Sadly Kubo's reign was short and he lost the belt less than 5 months later when he dominated by Danny Roman, who has now run up 4 defenses and unified the WBA and IBF titles suggesting that a lott to Roman isn't something to be ashamed by. Since losing the belt Kubo has scored a single win, moving up to Featherweight and narrowly out pointing Hiroshige Osawa. Sadly a planned follow up was cancelled late last year when Kubo was suffering issues with his sight, though he has receieved treatment and things are said to be sorted with his eyes now.

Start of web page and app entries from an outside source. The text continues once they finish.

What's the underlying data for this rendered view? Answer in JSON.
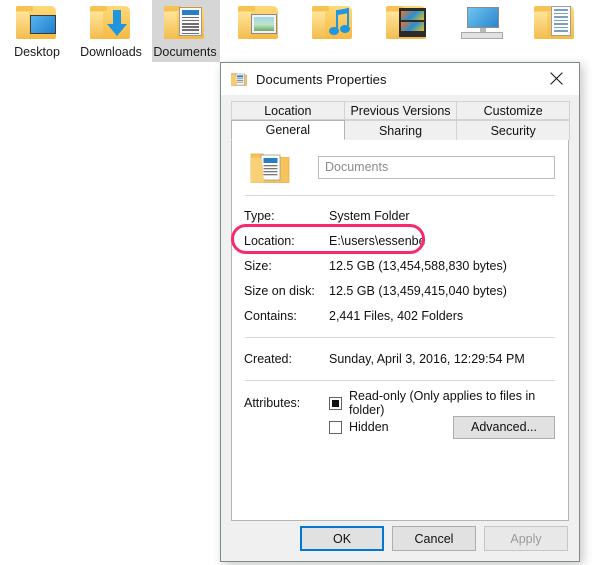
{
  "desktop": {
    "icons": [
      {
        "label": "Desktop",
        "icon": "folder-desktop-icon",
        "selected": false
      },
      {
        "label": "Downloads",
        "icon": "folder-downloads-icon",
        "selected": false
      },
      {
        "label": "Documents",
        "icon": "folder-documents-icon",
        "selected": true
      },
      {
        "label": "",
        "icon": "folder-pictures-icon",
        "selected": false
      },
      {
        "label": "",
        "icon": "folder-music-icon",
        "selected": false
      },
      {
        "label": "",
        "icon": "folder-videos-icon",
        "selected": false
      },
      {
        "label": "",
        "icon": "this-pc-icon",
        "selected": false
      },
      {
        "label": "",
        "icon": "folder-documents-2-icon",
        "selected": false
      }
    ]
  },
  "dialog": {
    "title": "Documents Properties",
    "title_icon": "folder-documents-icon",
    "close_icon": "close-icon",
    "tabs_top": [
      {
        "label": "Location",
        "active": false
      },
      {
        "label": "Previous Versions",
        "active": false
      },
      {
        "label": "Customize",
        "active": false
      }
    ],
    "tabs_bottom": [
      {
        "label": "General",
        "active": true
      },
      {
        "label": "Sharing",
        "active": false
      },
      {
        "label": "Security",
        "active": false
      }
    ],
    "name_field": {
      "value": "Documents",
      "icon": "folder-documents-icon"
    },
    "properties": [
      {
        "key": "Type:",
        "value": "System Folder"
      },
      {
        "key": "Location:",
        "value": "E:\\users\\essenbe"
      },
      {
        "key": "Size:",
        "value": "12.5 GB (13,454,588,830 bytes)"
      },
      {
        "key": "Size on disk:",
        "value": "12.5 GB (13,459,415,040 bytes)"
      },
      {
        "key": "Contains:",
        "value": "2,441 Files, 402 Folders"
      }
    ],
    "created": {
      "key": "Created:",
      "value": "Sunday, April 3, 2016, 12:29:54 PM"
    },
    "attributes": {
      "key": "Attributes:",
      "readonly": {
        "label": "Read-only (Only applies to files in folder)",
        "state": "indeterminate"
      },
      "hidden": {
        "label": "Hidden",
        "state": "unchecked"
      },
      "advanced_label": "Advanced..."
    },
    "buttons": {
      "ok": "OK",
      "cancel": "Cancel",
      "apply": "Apply"
    }
  },
  "annotation": {
    "target": "Location:",
    "color": "#f9296b",
    "shape": "rounded-rectangle"
  }
}
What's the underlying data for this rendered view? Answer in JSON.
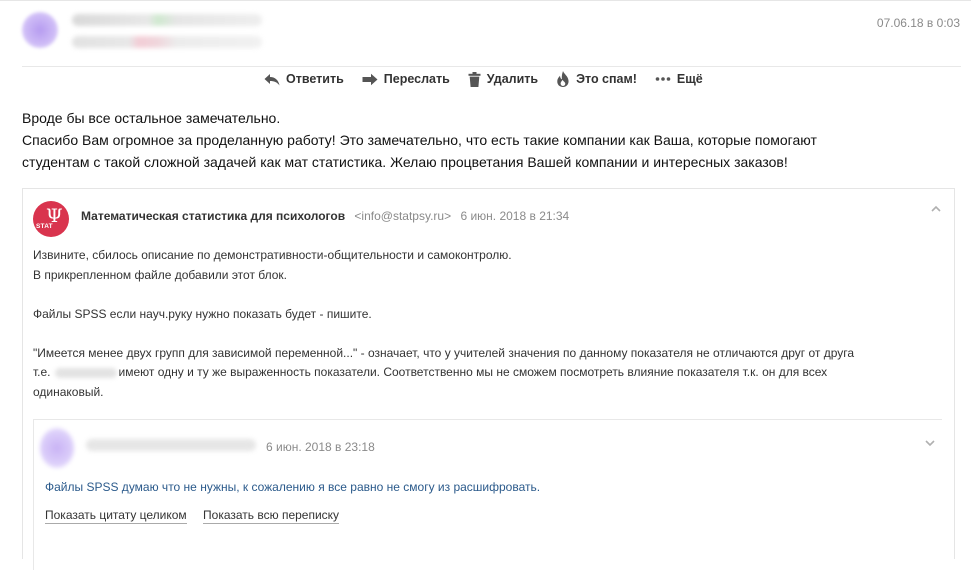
{
  "header": {
    "date": "07.06.18 в 0:03"
  },
  "toolbar": {
    "reply": "Ответить",
    "forward": "Переслать",
    "delete": "Удалить",
    "spam": "Это спам!",
    "more": "Ещё"
  },
  "message": {
    "lines": [
      "Вроде бы все остальное замечательно.",
      "Спасибо Вам огромное за проделанную работу! Это замечательно, что есть такие компании как Ваша, которые помогают",
      "студентам с такой сложной задачей как мат статистика. Желаю процветания Вашей компании и интересных заказов!"
    ]
  },
  "quoted": {
    "avatar_text": "STAT",
    "avatar_symbol": "Ψ",
    "sender": "Математическая статистика для психологов",
    "email": "<info@statpsy.ru>",
    "date": "6 июн. 2018 в 21:34",
    "lines": {
      "l1": "Извините, сбилось описание по демонстративности-общительности и самоконтролю.",
      "l2": "В прикрепленном файле добавили этот блок.",
      "l3": "Файлы SPSS если науч.руку нужно показать будет - пишите.",
      "l4": "\"Имеется менее двух групп для зависимой переменной...\" - означает, что у учителей значения по данному показателя не отличаются друг от друга",
      "l5a": "т.е.",
      "l5b": "имеют одну и ту же выраженность показатели. Соответственно мы не сможем посмотреть влияние показателя т.к. он для всех",
      "l6": "одинаковый."
    },
    "nested": {
      "date": "6 июн. 2018 в 23:18",
      "text": "Файлы SPSS думаю что не нужны, к сожалению я все равно не смогу из расшифровать.",
      "show_quote": "Показать цитату целиком",
      "show_thread": "Показать всю переписку"
    }
  },
  "colors": {
    "accent_red": "#d9344e",
    "link_blue": "#2b5a8b"
  }
}
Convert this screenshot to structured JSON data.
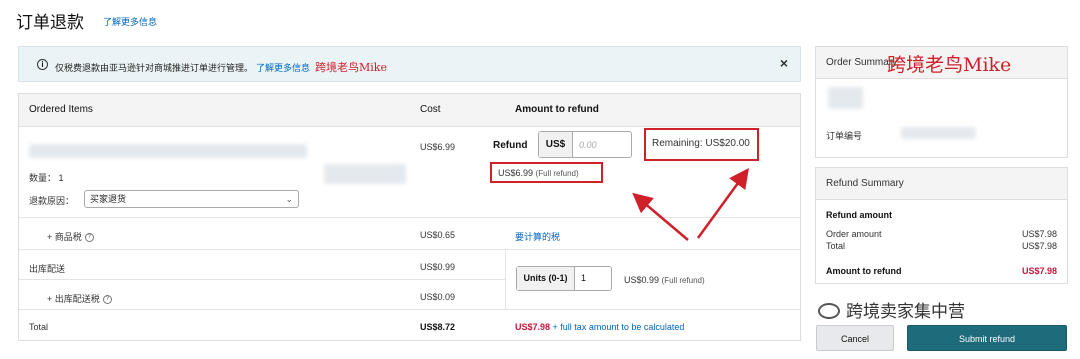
{
  "header": {
    "title": "订单退款",
    "learn_more": "了解更多信息"
  },
  "banner": {
    "text": "仅税费退款由亚马逊针对商城推进订单进行管理。",
    "link": "了解更多信息",
    "watermark": "跨境老鸟Mike",
    "close": "×"
  },
  "table": {
    "headers": {
      "items": "Ordered Items",
      "cost": "Cost",
      "amount": "Amount to refund"
    },
    "item": {
      "qty": "数量： 1",
      "reason_label": "退款原因：",
      "reason_value": "买家退货",
      "cost": "US$6.99",
      "refund_label": "Refund",
      "currency": "US$",
      "placeholder": "0.00",
      "remaining": "Remaining: US$20.00",
      "full_refund_amount": "US$6.99",
      "full_refund_note": "(Full refund)"
    },
    "tax": {
      "label": "+ 商品税",
      "cost": "US$0.65",
      "link": "要计算的税"
    },
    "shipping": {
      "label": "出库配送",
      "cost": "US$0.99",
      "tax_label": "+ 出库配送税",
      "tax_cost": "US$0.09",
      "units_label": "Units (0-1)",
      "units_value": "1",
      "units_refund_amount": "US$0.99",
      "units_refund_note": "(Full refund)"
    },
    "total": {
      "label": "Total",
      "cost": "US$8.72",
      "amount": "US$7.98",
      "note": "+ full tax amount to be calculated"
    }
  },
  "order_summary": {
    "title": "Order Summary",
    "watermark": "跨境老鸟Mike",
    "order_no_label": "订单编号"
  },
  "refund_summary": {
    "title": "Refund Summary",
    "section": "Refund amount",
    "rows": [
      {
        "label": "Order amount",
        "value": "US$7.98"
      },
      {
        "label": "Total",
        "value": "US$7.98"
      }
    ],
    "amount_label": "Amount to refund",
    "amount_value": "US$7.98"
  },
  "buttons": {
    "cancel": "Cancel",
    "submit": "Submit refund"
  },
  "watermark_footer": "跨境卖家集中营",
  "colors": {
    "link": "#0066c0",
    "annotation": "#d0202a",
    "submit": "#1e6b7b",
    "total_red": "#c7163b"
  }
}
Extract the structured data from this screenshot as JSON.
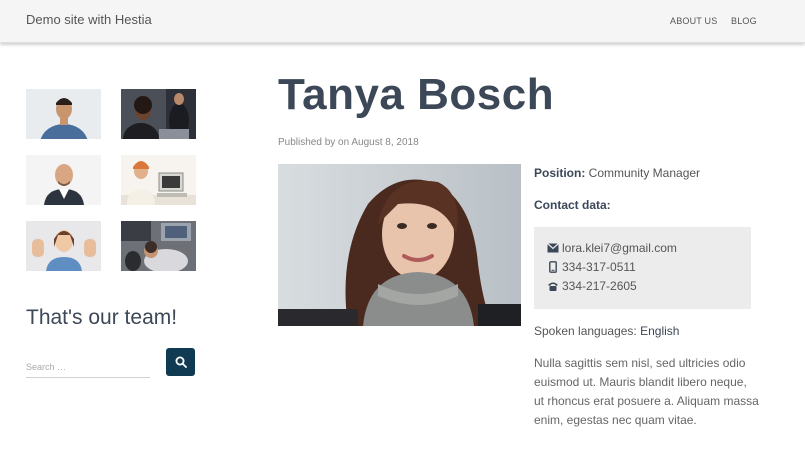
{
  "header": {
    "site_title": "Demo site with Hestia",
    "nav": [
      {
        "label": "ABOUT US"
      },
      {
        "label": "BLOG"
      }
    ]
  },
  "sidebar": {
    "heading": "That's our team!",
    "search": {
      "placeholder": "Search …"
    }
  },
  "post": {
    "title": "Tanya Bosch",
    "meta": "Published by on August 8, 2018",
    "position_label": "Position:",
    "position_value": "Community Manager",
    "contact_label": "Contact data:",
    "email": "lora.klei7@gmail.com",
    "mobile": "334-317-0511",
    "phone": "334-217-2605",
    "languages_label": "Spoken languages:",
    "languages_value": "English",
    "description": "Nulla sagittis sem nisl, sed ultricies odio euismod ut. Mauris blandit libero neque, ut rhoncus erat posuere a. Aliquam massa enim, egestas nec quam vitae."
  },
  "colors": {
    "accent": "#0f3a52",
    "title": "#3c4858",
    "contact_bg": "#ececec"
  }
}
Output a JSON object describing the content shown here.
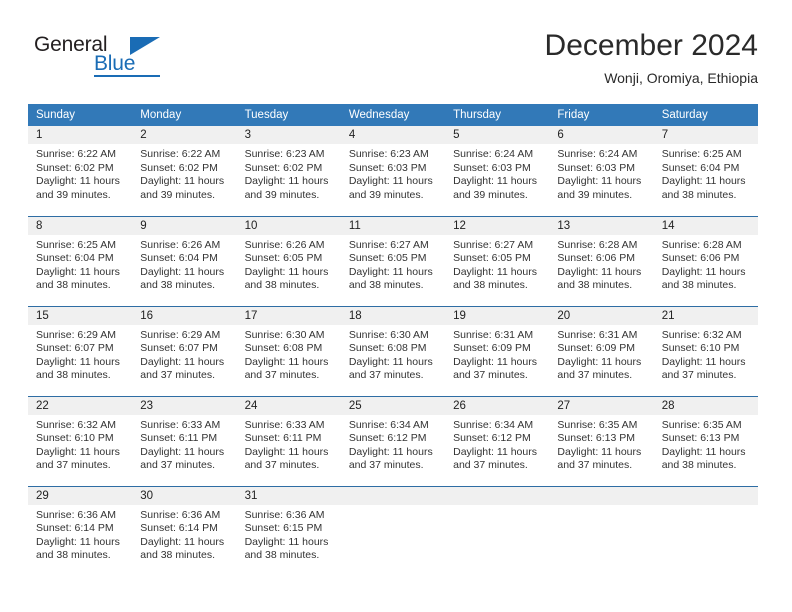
{
  "brand": {
    "name_part1": "General",
    "name_part2": "Blue",
    "accent_color": "#1a6cb5",
    "triangle_icon": "triangle-icon"
  },
  "header": {
    "title": "December 2024",
    "location": "Wonji, Oromiya, Ethiopia"
  },
  "calendar": {
    "header_bg": "#3279b8",
    "row_divider_color": "#2e6da4",
    "daynum_band_bg": "#f0f0f0",
    "weekday_headers": [
      "Sunday",
      "Monday",
      "Tuesday",
      "Wednesday",
      "Thursday",
      "Friday",
      "Saturday"
    ],
    "labels": {
      "sunrise": "Sunrise:",
      "sunset": "Sunset:",
      "daylight": "Daylight:"
    },
    "weeks": [
      [
        {
          "day": "1",
          "sunrise": "Sunrise: 6:22 AM",
          "sunset": "Sunset: 6:02 PM",
          "daylight_line1": "Daylight: 11 hours",
          "daylight_line2": "and 39 minutes."
        },
        {
          "day": "2",
          "sunrise": "Sunrise: 6:22 AM",
          "sunset": "Sunset: 6:02 PM",
          "daylight_line1": "Daylight: 11 hours",
          "daylight_line2": "and 39 minutes."
        },
        {
          "day": "3",
          "sunrise": "Sunrise: 6:23 AM",
          "sunset": "Sunset: 6:02 PM",
          "daylight_line1": "Daylight: 11 hours",
          "daylight_line2": "and 39 minutes."
        },
        {
          "day": "4",
          "sunrise": "Sunrise: 6:23 AM",
          "sunset": "Sunset: 6:03 PM",
          "daylight_line1": "Daylight: 11 hours",
          "daylight_line2": "and 39 minutes."
        },
        {
          "day": "5",
          "sunrise": "Sunrise: 6:24 AM",
          "sunset": "Sunset: 6:03 PM",
          "daylight_line1": "Daylight: 11 hours",
          "daylight_line2": "and 39 minutes."
        },
        {
          "day": "6",
          "sunrise": "Sunrise: 6:24 AM",
          "sunset": "Sunset: 6:03 PM",
          "daylight_line1": "Daylight: 11 hours",
          "daylight_line2": "and 39 minutes."
        },
        {
          "day": "7",
          "sunrise": "Sunrise: 6:25 AM",
          "sunset": "Sunset: 6:04 PM",
          "daylight_line1": "Daylight: 11 hours",
          "daylight_line2": "and 38 minutes."
        }
      ],
      [
        {
          "day": "8",
          "sunrise": "Sunrise: 6:25 AM",
          "sunset": "Sunset: 6:04 PM",
          "daylight_line1": "Daylight: 11 hours",
          "daylight_line2": "and 38 minutes."
        },
        {
          "day": "9",
          "sunrise": "Sunrise: 6:26 AM",
          "sunset": "Sunset: 6:04 PM",
          "daylight_line1": "Daylight: 11 hours",
          "daylight_line2": "and 38 minutes."
        },
        {
          "day": "10",
          "sunrise": "Sunrise: 6:26 AM",
          "sunset": "Sunset: 6:05 PM",
          "daylight_line1": "Daylight: 11 hours",
          "daylight_line2": "and 38 minutes."
        },
        {
          "day": "11",
          "sunrise": "Sunrise: 6:27 AM",
          "sunset": "Sunset: 6:05 PM",
          "daylight_line1": "Daylight: 11 hours",
          "daylight_line2": "and 38 minutes."
        },
        {
          "day": "12",
          "sunrise": "Sunrise: 6:27 AM",
          "sunset": "Sunset: 6:05 PM",
          "daylight_line1": "Daylight: 11 hours",
          "daylight_line2": "and 38 minutes."
        },
        {
          "day": "13",
          "sunrise": "Sunrise: 6:28 AM",
          "sunset": "Sunset: 6:06 PM",
          "daylight_line1": "Daylight: 11 hours",
          "daylight_line2": "and 38 minutes."
        },
        {
          "day": "14",
          "sunrise": "Sunrise: 6:28 AM",
          "sunset": "Sunset: 6:06 PM",
          "daylight_line1": "Daylight: 11 hours",
          "daylight_line2": "and 38 minutes."
        }
      ],
      [
        {
          "day": "15",
          "sunrise": "Sunrise: 6:29 AM",
          "sunset": "Sunset: 6:07 PM",
          "daylight_line1": "Daylight: 11 hours",
          "daylight_line2": "and 38 minutes."
        },
        {
          "day": "16",
          "sunrise": "Sunrise: 6:29 AM",
          "sunset": "Sunset: 6:07 PM",
          "daylight_line1": "Daylight: 11 hours",
          "daylight_line2": "and 37 minutes."
        },
        {
          "day": "17",
          "sunrise": "Sunrise: 6:30 AM",
          "sunset": "Sunset: 6:08 PM",
          "daylight_line1": "Daylight: 11 hours",
          "daylight_line2": "and 37 minutes."
        },
        {
          "day": "18",
          "sunrise": "Sunrise: 6:30 AM",
          "sunset": "Sunset: 6:08 PM",
          "daylight_line1": "Daylight: 11 hours",
          "daylight_line2": "and 37 minutes."
        },
        {
          "day": "19",
          "sunrise": "Sunrise: 6:31 AM",
          "sunset": "Sunset: 6:09 PM",
          "daylight_line1": "Daylight: 11 hours",
          "daylight_line2": "and 37 minutes."
        },
        {
          "day": "20",
          "sunrise": "Sunrise: 6:31 AM",
          "sunset": "Sunset: 6:09 PM",
          "daylight_line1": "Daylight: 11 hours",
          "daylight_line2": "and 37 minutes."
        },
        {
          "day": "21",
          "sunrise": "Sunrise: 6:32 AM",
          "sunset": "Sunset: 6:10 PM",
          "daylight_line1": "Daylight: 11 hours",
          "daylight_line2": "and 37 minutes."
        }
      ],
      [
        {
          "day": "22",
          "sunrise": "Sunrise: 6:32 AM",
          "sunset": "Sunset: 6:10 PM",
          "daylight_line1": "Daylight: 11 hours",
          "daylight_line2": "and 37 minutes."
        },
        {
          "day": "23",
          "sunrise": "Sunrise: 6:33 AM",
          "sunset": "Sunset: 6:11 PM",
          "daylight_line1": "Daylight: 11 hours",
          "daylight_line2": "and 37 minutes."
        },
        {
          "day": "24",
          "sunrise": "Sunrise: 6:33 AM",
          "sunset": "Sunset: 6:11 PM",
          "daylight_line1": "Daylight: 11 hours",
          "daylight_line2": "and 37 minutes."
        },
        {
          "day": "25",
          "sunrise": "Sunrise: 6:34 AM",
          "sunset": "Sunset: 6:12 PM",
          "daylight_line1": "Daylight: 11 hours",
          "daylight_line2": "and 37 minutes."
        },
        {
          "day": "26",
          "sunrise": "Sunrise: 6:34 AM",
          "sunset": "Sunset: 6:12 PM",
          "daylight_line1": "Daylight: 11 hours",
          "daylight_line2": "and 37 minutes."
        },
        {
          "day": "27",
          "sunrise": "Sunrise: 6:35 AM",
          "sunset": "Sunset: 6:13 PM",
          "daylight_line1": "Daylight: 11 hours",
          "daylight_line2": "and 37 minutes."
        },
        {
          "day": "28",
          "sunrise": "Sunrise: 6:35 AM",
          "sunset": "Sunset: 6:13 PM",
          "daylight_line1": "Daylight: 11 hours",
          "daylight_line2": "and 38 minutes."
        }
      ],
      [
        {
          "day": "29",
          "sunrise": "Sunrise: 6:36 AM",
          "sunset": "Sunset: 6:14 PM",
          "daylight_line1": "Daylight: 11 hours",
          "daylight_line2": "and 38 minutes."
        },
        {
          "day": "30",
          "sunrise": "Sunrise: 6:36 AM",
          "sunset": "Sunset: 6:14 PM",
          "daylight_line1": "Daylight: 11 hours",
          "daylight_line2": "and 38 minutes."
        },
        {
          "day": "31",
          "sunrise": "Sunrise: 6:36 AM",
          "sunset": "Sunset: 6:15 PM",
          "daylight_line1": "Daylight: 11 hours",
          "daylight_line2": "and 38 minutes."
        },
        {
          "day": "",
          "sunrise": "",
          "sunset": "",
          "daylight_line1": "",
          "daylight_line2": ""
        },
        {
          "day": "",
          "sunrise": "",
          "sunset": "",
          "daylight_line1": "",
          "daylight_line2": ""
        },
        {
          "day": "",
          "sunrise": "",
          "sunset": "",
          "daylight_line1": "",
          "daylight_line2": ""
        },
        {
          "day": "",
          "sunrise": "",
          "sunset": "",
          "daylight_line1": "",
          "daylight_line2": ""
        }
      ]
    ]
  }
}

In the ring Kubo is a pretty basic fighter. He's gangly, long and has impressive size, and will have that at Featheweight, but doesn't do anything specially well. He has a solid enough jab and a decent left hook to the body but there is nothing that makes you think he's world class, other than his desire and will to win. In fact if anything he's shown a suspect chin, a lack of power and some naivety. Despite his flaws he does have success, his heart is incredible and he knows how to use his size. He's not only awkward in terms of reach and height but also due to being a southpaw and he does do a lot that's nice, as opposed to exceptional.
We think Kubo could ask questions of Xu, especially early on when he can land some body shots and is fresh enough to get his punches off. As the fight wears on however we expect to see Xu's pressure, work rate and aggression be the difference, and for the Chinese fighter to retain his title.
We're expecting Kubo to survive the distance, but wouldn't be hugely shocked by a late a stoppage for Xu, despite his reputation as a none-puncher.
Prediction Xu UD12
World Title Previews
The biggest fights get broken down as we try to predict who will come out on top in the up coming world title bouts.